A state machine is a system that can be described in terms of a set of states that the system may enter. The next state reached depends on the inputs and the present state. The outputs also depend on inputs and the present state. A state may be a set of values measured at various points in a circuit. A simple flip-flop has two states in which it can exist. A large majority of practical state machines use locked flip-flops as the storage elements. The code that defines each state then corresponds directly to the code contain by the flip-flops. The general model of the sequential machine is shown in figure below.
General model of sequential circuit
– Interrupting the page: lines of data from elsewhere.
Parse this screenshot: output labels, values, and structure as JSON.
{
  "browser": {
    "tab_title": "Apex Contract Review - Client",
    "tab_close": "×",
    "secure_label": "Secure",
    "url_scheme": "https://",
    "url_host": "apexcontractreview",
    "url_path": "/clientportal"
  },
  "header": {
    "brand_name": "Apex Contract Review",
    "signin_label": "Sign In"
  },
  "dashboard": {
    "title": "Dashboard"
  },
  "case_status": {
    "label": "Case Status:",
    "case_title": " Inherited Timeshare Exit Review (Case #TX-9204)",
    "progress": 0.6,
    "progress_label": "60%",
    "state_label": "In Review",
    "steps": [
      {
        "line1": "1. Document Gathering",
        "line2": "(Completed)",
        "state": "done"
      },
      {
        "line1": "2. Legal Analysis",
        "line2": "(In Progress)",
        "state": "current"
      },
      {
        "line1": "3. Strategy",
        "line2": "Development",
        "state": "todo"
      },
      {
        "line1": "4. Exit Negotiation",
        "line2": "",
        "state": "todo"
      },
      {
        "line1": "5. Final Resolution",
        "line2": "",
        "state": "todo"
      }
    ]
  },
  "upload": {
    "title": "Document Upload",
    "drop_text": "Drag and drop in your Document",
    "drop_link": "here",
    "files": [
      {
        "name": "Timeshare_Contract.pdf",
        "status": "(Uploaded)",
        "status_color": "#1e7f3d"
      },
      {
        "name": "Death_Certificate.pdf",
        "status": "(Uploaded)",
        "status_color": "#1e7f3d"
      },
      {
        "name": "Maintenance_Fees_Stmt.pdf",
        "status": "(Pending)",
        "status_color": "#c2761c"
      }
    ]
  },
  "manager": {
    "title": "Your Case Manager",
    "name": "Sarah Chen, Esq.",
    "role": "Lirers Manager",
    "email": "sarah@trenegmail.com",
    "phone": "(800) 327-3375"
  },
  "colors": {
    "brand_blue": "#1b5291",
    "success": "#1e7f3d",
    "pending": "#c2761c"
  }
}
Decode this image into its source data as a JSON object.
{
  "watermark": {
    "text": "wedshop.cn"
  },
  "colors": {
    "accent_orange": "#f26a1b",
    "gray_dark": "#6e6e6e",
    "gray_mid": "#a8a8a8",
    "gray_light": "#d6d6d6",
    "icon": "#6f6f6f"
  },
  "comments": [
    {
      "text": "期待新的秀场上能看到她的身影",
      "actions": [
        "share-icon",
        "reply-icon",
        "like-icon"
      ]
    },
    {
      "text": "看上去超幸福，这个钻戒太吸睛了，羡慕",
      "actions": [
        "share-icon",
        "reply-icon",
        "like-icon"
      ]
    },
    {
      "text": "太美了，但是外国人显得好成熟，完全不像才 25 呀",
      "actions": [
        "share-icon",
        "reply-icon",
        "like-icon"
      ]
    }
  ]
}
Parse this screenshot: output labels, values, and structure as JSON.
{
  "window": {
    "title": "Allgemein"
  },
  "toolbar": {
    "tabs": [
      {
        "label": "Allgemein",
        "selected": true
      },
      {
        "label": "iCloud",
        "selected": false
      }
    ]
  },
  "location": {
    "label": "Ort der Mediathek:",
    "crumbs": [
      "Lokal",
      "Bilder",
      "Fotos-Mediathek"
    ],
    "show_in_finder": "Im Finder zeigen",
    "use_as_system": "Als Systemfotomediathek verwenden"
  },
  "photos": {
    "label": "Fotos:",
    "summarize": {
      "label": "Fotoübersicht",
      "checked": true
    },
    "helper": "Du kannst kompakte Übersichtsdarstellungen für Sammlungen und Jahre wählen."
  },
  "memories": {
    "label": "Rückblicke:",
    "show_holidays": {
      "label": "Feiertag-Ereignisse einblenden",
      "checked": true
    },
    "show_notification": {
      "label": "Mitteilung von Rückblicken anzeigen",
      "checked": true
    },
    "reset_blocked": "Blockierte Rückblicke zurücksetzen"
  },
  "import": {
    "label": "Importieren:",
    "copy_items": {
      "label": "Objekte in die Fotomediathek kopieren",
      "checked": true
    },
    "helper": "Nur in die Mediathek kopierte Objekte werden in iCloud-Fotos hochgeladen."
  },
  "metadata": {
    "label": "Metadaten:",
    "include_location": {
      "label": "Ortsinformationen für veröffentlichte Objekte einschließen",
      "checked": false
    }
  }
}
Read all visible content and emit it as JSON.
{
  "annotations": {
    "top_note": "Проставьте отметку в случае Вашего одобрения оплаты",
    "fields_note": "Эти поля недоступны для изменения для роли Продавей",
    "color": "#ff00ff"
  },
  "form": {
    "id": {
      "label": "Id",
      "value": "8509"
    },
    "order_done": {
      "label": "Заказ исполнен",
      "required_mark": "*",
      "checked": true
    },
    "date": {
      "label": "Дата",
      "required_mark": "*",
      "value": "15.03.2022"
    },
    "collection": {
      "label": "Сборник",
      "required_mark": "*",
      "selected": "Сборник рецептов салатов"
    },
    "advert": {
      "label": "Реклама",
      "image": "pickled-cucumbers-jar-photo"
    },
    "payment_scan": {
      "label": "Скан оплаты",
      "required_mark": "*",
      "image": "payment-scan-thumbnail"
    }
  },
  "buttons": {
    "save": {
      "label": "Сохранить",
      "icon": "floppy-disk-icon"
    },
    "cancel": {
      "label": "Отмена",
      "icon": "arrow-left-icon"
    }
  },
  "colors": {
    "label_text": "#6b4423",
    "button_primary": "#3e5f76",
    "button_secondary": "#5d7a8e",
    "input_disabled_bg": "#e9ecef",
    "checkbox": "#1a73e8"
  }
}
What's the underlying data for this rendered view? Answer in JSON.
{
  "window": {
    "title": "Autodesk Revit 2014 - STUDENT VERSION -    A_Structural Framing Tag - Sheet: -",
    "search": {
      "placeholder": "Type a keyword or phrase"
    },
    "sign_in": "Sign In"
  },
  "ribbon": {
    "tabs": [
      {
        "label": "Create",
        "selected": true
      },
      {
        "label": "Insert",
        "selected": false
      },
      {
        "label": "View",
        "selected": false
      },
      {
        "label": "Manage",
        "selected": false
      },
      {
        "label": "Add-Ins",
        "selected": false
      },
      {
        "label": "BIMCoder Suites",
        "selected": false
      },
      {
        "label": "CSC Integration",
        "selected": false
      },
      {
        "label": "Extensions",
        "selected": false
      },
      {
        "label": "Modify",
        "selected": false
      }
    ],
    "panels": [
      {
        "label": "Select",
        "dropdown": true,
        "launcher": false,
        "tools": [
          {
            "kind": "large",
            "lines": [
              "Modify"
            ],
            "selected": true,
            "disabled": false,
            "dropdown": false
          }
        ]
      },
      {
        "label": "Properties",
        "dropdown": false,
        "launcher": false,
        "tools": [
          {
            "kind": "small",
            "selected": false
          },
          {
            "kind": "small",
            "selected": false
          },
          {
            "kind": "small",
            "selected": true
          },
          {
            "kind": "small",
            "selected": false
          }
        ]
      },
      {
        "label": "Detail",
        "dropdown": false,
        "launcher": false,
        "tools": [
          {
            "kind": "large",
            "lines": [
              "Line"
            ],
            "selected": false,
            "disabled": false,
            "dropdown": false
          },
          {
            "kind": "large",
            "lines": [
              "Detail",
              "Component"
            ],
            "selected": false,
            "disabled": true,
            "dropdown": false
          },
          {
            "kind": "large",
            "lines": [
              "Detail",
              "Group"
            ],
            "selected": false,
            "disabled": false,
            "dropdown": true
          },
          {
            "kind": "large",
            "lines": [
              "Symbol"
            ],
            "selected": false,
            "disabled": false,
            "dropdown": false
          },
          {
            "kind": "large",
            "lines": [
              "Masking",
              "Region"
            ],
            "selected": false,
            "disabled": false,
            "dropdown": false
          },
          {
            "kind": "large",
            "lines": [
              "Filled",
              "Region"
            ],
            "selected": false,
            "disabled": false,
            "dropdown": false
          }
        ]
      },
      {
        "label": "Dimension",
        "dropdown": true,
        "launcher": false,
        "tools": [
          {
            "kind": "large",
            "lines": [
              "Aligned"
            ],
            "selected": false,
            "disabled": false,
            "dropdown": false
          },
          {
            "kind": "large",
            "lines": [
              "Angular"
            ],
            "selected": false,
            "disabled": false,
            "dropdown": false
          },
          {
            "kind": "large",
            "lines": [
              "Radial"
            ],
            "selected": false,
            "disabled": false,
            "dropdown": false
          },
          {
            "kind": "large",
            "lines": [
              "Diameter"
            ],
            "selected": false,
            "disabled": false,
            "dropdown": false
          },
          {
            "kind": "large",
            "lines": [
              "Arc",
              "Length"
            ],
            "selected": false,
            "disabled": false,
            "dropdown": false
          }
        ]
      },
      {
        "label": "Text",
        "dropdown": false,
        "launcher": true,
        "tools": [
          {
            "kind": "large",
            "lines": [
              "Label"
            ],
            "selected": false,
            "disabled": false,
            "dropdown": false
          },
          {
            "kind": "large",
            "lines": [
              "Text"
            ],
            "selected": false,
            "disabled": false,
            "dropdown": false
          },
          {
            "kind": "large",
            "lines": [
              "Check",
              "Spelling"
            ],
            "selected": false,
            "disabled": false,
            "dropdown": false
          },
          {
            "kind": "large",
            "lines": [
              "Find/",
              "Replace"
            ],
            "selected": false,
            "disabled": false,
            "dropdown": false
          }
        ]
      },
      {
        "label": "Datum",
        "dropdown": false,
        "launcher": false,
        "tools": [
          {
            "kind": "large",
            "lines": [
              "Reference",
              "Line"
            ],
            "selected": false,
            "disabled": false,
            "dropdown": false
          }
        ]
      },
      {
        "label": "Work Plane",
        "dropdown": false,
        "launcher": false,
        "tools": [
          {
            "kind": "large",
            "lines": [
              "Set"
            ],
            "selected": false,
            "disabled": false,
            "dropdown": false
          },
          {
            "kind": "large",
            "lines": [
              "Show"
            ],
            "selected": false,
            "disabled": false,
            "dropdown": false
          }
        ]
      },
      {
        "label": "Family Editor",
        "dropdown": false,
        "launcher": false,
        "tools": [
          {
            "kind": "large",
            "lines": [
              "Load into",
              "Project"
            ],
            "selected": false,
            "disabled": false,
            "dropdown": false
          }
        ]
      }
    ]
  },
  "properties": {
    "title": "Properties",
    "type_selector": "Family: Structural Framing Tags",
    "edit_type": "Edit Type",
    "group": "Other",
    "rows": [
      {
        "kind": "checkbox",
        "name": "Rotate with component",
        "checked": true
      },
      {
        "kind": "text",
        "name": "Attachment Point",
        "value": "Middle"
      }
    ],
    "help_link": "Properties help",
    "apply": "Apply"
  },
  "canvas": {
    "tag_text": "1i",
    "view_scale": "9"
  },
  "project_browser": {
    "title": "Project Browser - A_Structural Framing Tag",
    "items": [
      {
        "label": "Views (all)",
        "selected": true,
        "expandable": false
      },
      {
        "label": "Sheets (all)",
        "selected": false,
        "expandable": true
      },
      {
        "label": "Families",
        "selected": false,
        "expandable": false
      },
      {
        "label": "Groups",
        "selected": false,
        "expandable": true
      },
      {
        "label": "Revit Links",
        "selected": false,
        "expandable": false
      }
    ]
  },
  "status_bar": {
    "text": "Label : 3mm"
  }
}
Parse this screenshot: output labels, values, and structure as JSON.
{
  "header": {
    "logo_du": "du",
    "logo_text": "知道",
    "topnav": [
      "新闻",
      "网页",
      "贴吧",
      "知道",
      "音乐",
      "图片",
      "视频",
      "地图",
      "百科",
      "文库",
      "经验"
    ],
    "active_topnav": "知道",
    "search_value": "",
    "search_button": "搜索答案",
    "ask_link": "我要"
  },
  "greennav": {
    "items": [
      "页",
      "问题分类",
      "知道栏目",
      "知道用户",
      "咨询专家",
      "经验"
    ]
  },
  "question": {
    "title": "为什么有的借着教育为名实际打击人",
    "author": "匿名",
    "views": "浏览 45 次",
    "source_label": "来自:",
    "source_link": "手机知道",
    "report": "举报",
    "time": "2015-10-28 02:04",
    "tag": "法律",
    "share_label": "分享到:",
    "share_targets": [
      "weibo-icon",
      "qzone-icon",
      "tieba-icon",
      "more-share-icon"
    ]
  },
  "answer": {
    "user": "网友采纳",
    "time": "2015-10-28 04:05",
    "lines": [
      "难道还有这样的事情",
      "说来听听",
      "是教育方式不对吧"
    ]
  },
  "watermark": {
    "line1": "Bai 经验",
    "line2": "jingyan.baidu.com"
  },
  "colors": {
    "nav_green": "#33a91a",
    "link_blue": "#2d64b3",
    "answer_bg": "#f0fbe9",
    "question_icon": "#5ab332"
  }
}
This model is also called the Mealy machine after the man who first proposed the model. The input forming logic (IFL) and the output forming logic (OFL) sections are made up of combinational logic circuits. The memory section contains the state of the system. A slight variation of the Mealy machine is the Moore machine which uses only the memory to drive the OFL. In this case, the output is a function of only the state of the system. When a variable is clock-driven, it is considered a synchronous variable. If a machine changes state in response to the clock and all inputs are synchronous, we will classify that circuit as a synchronous system. If the state changes occur in response to the clock, but one or more inputs are not clock-driven, the machine will be called a mainly synchronous system. If the state changes are input-driven rather than clock-driven, the system is an asynchronous one.